Records from a data collection

────────────────────────────────────────

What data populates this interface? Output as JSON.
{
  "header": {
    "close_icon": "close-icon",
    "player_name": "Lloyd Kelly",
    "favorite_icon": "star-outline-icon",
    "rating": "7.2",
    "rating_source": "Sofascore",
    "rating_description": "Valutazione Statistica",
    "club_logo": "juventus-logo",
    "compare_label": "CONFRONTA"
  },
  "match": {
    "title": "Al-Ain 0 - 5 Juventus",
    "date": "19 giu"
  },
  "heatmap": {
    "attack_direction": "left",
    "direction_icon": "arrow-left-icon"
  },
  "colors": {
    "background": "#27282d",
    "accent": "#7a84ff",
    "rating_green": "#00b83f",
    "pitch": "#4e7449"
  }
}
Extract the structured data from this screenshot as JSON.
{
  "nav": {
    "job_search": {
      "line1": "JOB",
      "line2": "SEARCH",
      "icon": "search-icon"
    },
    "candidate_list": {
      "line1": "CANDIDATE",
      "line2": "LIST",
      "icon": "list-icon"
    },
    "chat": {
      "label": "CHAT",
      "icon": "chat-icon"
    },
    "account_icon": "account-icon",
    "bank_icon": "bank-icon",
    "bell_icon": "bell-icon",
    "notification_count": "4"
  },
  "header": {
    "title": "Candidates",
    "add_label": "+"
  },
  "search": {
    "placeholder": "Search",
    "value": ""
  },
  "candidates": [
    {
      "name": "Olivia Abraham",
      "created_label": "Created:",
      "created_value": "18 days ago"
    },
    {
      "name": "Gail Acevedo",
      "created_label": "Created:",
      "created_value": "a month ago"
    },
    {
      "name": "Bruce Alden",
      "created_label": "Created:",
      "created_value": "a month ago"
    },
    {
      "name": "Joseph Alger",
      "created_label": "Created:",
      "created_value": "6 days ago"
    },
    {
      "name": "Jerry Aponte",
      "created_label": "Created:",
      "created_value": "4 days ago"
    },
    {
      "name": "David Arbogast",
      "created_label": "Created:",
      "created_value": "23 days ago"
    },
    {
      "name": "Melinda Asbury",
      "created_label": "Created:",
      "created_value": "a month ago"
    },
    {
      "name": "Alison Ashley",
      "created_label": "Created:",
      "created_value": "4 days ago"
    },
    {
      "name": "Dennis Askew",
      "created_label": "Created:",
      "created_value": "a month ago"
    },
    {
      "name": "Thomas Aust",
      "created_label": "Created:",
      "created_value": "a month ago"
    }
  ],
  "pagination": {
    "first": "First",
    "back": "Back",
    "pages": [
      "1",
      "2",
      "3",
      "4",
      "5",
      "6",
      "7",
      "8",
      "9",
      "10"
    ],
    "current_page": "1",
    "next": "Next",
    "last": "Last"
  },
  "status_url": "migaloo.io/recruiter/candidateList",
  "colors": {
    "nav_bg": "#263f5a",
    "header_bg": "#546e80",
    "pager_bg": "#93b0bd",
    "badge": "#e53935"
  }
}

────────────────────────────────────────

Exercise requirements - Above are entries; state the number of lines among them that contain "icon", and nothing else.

Solution to this problem - 9